The Role of a Squeeze Film Damper
Rotating equipment requires damping to control vibrations and prevent them from damaging the rotor, bearings and other components.
While fluid film bearings provide a significant amount of damping, it may not be sufficient for all rotating machinery. An additional means of increasing “effective” damping may be needed.
A squeeze film damper is a layer of film between the bearing and the housing that softens the bearing support to increase damping effectiveness.
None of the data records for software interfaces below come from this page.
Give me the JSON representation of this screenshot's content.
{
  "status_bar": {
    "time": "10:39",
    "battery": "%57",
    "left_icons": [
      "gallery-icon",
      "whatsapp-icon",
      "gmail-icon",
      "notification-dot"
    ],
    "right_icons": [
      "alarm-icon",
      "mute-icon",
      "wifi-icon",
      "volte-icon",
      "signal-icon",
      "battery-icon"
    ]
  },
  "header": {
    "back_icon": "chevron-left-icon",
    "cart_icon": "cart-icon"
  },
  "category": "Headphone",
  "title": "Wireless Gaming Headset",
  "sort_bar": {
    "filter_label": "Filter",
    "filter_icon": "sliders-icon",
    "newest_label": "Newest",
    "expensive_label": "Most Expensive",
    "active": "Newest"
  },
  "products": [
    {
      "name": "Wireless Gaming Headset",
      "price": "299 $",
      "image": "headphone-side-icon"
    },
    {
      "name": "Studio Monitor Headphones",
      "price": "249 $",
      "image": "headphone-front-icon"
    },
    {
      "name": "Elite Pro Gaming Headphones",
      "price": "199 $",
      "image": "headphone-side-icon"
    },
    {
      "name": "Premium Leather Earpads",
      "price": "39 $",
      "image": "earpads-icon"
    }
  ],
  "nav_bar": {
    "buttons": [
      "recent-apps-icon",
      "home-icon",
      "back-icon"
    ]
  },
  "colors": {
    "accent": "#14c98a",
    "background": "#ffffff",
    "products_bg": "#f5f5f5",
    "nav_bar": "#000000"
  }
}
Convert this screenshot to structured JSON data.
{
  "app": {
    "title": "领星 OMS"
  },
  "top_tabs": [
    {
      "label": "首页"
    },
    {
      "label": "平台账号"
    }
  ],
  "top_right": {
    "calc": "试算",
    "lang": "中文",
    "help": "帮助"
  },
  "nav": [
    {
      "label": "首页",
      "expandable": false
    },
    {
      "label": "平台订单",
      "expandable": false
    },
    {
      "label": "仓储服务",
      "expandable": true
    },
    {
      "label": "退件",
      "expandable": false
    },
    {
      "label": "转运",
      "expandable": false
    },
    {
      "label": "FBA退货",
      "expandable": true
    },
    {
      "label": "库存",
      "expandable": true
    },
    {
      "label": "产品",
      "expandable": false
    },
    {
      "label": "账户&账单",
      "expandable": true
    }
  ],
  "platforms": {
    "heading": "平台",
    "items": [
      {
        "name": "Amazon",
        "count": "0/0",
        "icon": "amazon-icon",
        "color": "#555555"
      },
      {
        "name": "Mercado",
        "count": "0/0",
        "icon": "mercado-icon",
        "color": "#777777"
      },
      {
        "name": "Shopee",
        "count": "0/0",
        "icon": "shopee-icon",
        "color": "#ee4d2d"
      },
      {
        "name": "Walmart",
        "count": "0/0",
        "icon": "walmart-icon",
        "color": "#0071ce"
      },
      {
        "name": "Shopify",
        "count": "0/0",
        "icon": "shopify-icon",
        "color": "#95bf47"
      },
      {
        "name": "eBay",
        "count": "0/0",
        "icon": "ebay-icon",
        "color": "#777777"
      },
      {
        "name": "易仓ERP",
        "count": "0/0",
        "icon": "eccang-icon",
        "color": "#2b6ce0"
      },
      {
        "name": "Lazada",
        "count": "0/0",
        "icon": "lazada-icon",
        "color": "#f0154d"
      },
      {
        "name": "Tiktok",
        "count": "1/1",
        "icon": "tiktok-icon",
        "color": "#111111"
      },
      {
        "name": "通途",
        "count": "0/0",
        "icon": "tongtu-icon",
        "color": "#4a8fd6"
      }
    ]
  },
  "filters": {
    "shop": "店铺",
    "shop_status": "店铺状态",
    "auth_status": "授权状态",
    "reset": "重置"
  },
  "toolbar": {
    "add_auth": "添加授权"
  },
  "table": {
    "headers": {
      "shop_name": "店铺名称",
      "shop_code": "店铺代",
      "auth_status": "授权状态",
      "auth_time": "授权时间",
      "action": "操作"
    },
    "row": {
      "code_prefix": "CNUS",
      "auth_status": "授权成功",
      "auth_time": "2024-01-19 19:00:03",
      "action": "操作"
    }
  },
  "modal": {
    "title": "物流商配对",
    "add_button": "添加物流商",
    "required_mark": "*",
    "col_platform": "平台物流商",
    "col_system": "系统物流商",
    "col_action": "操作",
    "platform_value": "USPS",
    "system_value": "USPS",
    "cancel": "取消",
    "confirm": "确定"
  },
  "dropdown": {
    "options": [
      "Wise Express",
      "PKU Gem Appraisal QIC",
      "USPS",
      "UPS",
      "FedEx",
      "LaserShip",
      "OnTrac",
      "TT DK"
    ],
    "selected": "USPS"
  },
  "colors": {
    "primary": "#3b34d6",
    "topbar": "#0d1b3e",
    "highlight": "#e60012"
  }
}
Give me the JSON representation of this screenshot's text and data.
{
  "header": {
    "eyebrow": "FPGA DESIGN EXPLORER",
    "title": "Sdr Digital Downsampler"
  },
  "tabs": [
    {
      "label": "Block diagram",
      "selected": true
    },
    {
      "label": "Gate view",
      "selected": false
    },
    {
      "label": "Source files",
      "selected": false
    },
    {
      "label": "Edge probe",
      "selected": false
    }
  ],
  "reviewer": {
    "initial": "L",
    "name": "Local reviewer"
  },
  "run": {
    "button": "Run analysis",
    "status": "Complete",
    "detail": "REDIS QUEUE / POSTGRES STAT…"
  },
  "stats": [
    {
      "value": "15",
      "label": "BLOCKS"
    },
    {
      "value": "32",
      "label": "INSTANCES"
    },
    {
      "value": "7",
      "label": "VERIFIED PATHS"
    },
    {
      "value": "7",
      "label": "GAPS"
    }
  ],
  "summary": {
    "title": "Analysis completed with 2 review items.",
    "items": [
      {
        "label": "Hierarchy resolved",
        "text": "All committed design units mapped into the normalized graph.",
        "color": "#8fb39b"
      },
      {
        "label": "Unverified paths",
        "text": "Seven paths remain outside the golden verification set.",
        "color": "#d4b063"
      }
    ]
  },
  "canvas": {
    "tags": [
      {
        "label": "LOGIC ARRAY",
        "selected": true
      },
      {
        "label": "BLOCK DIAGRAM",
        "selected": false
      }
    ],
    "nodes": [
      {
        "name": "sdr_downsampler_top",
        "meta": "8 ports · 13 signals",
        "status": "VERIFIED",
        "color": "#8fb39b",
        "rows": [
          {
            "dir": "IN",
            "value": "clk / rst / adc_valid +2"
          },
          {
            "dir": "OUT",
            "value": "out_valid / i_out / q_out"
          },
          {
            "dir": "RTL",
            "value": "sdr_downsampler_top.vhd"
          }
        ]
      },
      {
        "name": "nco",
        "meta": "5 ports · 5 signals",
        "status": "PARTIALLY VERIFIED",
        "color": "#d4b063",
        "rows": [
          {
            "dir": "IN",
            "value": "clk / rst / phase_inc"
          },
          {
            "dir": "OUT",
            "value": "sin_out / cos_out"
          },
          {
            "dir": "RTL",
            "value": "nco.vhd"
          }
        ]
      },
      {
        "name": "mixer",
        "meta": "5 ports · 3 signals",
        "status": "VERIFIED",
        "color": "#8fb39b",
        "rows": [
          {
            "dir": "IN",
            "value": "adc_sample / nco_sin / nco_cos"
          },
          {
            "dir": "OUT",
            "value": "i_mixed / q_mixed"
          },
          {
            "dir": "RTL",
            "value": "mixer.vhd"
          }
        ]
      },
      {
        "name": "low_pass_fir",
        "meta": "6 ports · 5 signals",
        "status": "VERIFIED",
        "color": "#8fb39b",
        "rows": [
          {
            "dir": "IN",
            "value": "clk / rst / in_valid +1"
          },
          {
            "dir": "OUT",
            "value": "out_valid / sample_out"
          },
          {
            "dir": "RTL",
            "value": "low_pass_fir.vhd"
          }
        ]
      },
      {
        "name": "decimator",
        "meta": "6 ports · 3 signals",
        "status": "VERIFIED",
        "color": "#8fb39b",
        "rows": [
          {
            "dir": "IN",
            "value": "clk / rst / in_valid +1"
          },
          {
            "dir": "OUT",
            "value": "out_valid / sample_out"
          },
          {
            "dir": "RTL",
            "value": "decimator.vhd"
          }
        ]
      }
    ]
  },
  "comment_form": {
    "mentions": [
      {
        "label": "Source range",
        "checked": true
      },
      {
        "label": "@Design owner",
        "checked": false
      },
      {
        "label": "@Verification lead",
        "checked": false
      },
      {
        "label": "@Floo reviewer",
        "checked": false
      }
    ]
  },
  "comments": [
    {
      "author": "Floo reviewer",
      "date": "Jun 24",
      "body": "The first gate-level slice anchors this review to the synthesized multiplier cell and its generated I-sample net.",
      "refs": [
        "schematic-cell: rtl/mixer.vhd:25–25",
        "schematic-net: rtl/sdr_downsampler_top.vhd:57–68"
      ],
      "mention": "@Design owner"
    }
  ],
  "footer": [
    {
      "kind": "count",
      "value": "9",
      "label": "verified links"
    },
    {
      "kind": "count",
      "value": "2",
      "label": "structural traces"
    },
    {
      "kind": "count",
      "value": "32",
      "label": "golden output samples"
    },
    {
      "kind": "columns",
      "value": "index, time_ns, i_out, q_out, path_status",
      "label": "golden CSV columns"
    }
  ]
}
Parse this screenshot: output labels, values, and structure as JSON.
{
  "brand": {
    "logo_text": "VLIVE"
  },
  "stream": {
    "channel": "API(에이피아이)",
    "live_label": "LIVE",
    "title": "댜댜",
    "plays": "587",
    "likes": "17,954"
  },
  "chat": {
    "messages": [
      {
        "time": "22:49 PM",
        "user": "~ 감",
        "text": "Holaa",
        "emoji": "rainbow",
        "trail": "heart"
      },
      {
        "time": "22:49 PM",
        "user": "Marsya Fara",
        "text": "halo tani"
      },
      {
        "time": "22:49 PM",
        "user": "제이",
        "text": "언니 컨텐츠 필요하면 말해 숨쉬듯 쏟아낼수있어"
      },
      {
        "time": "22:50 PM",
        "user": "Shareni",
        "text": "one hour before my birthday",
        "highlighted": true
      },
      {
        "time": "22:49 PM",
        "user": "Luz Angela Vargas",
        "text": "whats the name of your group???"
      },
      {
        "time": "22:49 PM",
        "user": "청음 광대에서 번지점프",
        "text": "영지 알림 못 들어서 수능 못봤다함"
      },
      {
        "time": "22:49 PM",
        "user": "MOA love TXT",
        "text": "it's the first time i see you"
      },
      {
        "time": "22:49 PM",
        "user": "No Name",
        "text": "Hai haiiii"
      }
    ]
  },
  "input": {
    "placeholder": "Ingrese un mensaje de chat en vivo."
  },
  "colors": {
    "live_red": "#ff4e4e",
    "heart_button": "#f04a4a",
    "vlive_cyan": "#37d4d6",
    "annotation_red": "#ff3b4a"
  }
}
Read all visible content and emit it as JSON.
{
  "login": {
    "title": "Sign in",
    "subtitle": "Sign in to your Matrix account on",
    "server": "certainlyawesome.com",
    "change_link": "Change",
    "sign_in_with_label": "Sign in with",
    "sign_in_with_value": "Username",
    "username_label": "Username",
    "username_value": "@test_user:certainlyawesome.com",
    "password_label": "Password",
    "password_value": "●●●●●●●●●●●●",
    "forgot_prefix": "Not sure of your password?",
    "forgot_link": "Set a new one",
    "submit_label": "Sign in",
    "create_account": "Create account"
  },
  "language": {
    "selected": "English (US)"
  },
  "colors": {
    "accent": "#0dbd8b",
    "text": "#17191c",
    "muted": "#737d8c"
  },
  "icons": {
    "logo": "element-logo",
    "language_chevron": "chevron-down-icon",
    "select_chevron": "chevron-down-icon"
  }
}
This film is in addition to the hydrodynamic film between the bearing and the shaft.
Squeeze Film Damper Benefits
The result of using an engineered damper can be:
- Increased stability
- Reduced rotor response
- Increased separation margin between operating speed and critical speeds
- A reduction in forces transmitted from rotor to ground
- Reduced pedestal vibrations
- Reduced bearing wear
- Decreased sensitivity to changes to the rotor, such as material buildup on a rotating component
Squeeze film dampers are typically used on high-speed machinery and/or with a flexible rotor.
Conventional Squeeze Film Dampers
A conventional squeeze film damper generates damping by squeezing oil in the damper film.
The damping is governed by the circumferential film flow, which makes it difficult to control oil flow resistance and create non-linear damping. The damper’s performance can also be affected by vibration amplitude and frequency.
Integral Squeeze Film Dampers
ISFD® technology from Waukesha Bearings provides more precise control of the damping, as well as the stiffness.
The segmented ISFD design prevents circumferential flow and controls damping by flow resistance at the oil supply nozzle. It absorbs energy more like a shock absorber.
Stiffness of the ISFD design is defined by integral “S” shape springs, allowing for better predictability and precise placement of critical speeds and rotor modes.